When Tina Giles Forrester spoke with her husband Jim Forrester on December 18, 2017, she didn’t know that it would be the last time she would hear his voice. Just outside the Baltimore Tattoo Museum, where he worked as a body piercer, two men approached him while he was on the phone, shot him, and ran off. Through the phone, that was now laying on the sidewalk, Tina heard everything—people yelling, sirens, and first responders saying that her husband was gone.
“I heard them say, ‘We got nothing,’” she said. “I know what that means.”
Instead of letting her grief consume her, Tina decided to use it as fuel. City Councilman Zeke Cohen reached out to see what he could do to help her with her plan to help the at-risk youth in Baltimore.
“I sat down in his office and went off like a rocket,” she said. “He just sat there and listened to everything I had to say. Afterward, he told me he had someone I needed to meet.”
That someone turned out to be Victory Christine Swift whose son, Victorious Swift, was killed on March 26, 2017 just weeks before graduating from the Baltimore Design School. Mama Victory, as she’s affectionately known, developed Our Victorious City, an organization dedicated to continuing her son’s work in the community. Although something so tragic brought the two women together, they shared the same determination to prevent someone else from feeling their pain.
“Victorious loved Baltimore,” Victory said. “He loved his school, and he loved helping others. We created Our Victorious City out of that same energy and his commitment to serving others. We just want to help young people in Baltimore to have a better future.”
Joined by Cohen, the two women came up with the Swift and Forrester Scholarship Fund to honor the legacy of both Jim and Victorious with the hopes of ending violence and providing an opportunity for the next generation of children in Baltimore to thrive.
The memorial fund will be split across three different scholarships. Through Our Victorious City, there will be a scholarship awarded to families of homicide victims. In order to memorialize Victorious’ commitment to community service, a graduating student from the Baltimore Design School will be awarded a scholarship to pursue higher education. The last scholarship is for a Baltimore City Public School student who wants to pursue a degree in music to honor Jim’s legacy and love of music.
These scholarships are not for any typical student. Although logistics are still being worked out, the pair want to target the youth in the city who are “typically forgotten about.”
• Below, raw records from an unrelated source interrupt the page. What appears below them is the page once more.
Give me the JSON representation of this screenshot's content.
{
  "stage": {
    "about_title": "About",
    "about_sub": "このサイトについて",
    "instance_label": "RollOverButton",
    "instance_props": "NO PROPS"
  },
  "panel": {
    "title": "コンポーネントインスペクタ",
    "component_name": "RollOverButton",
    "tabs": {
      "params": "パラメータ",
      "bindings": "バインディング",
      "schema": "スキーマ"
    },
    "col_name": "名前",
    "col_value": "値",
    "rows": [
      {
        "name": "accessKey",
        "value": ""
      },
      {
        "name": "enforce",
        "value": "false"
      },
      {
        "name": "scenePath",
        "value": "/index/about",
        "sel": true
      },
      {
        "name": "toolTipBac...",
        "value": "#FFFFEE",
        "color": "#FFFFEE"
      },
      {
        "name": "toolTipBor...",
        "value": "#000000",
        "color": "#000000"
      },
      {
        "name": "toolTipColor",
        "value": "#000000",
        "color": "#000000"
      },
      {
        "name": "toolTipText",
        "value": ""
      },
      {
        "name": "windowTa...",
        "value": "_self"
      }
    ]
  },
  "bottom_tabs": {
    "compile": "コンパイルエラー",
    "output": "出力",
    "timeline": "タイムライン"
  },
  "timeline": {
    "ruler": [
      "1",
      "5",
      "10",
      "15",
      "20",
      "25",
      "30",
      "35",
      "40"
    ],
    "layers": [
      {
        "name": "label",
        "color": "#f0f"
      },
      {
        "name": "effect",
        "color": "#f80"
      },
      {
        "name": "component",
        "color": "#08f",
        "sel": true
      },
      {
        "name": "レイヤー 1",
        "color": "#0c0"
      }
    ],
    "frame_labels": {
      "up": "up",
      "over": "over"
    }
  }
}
“I wanted to find a way to provide an opportunity to kids who are completely off track,” Tina said. “I don’t want to give this to kids who are already on the right path, there are already programs out there for kids like that.”
Currently, Tina and Victory are raising funds for the scholarship programs through a GoFundMe page. To date, the campaign has raised more than $3,600 towards the $10,000 goal. Tina says that every little bit helps, and they are grateful for the support they have received thus far.
“Sometimes in life, we are either born into situations or we put ourselves in these situations where we feel like there’s no turning back,” she said. “We want to eliminate that for as many people as possible. We know that if someone was there to help the troubled youth, Jim and Victorious would still be here. If you can affect one kid, it will multiply.”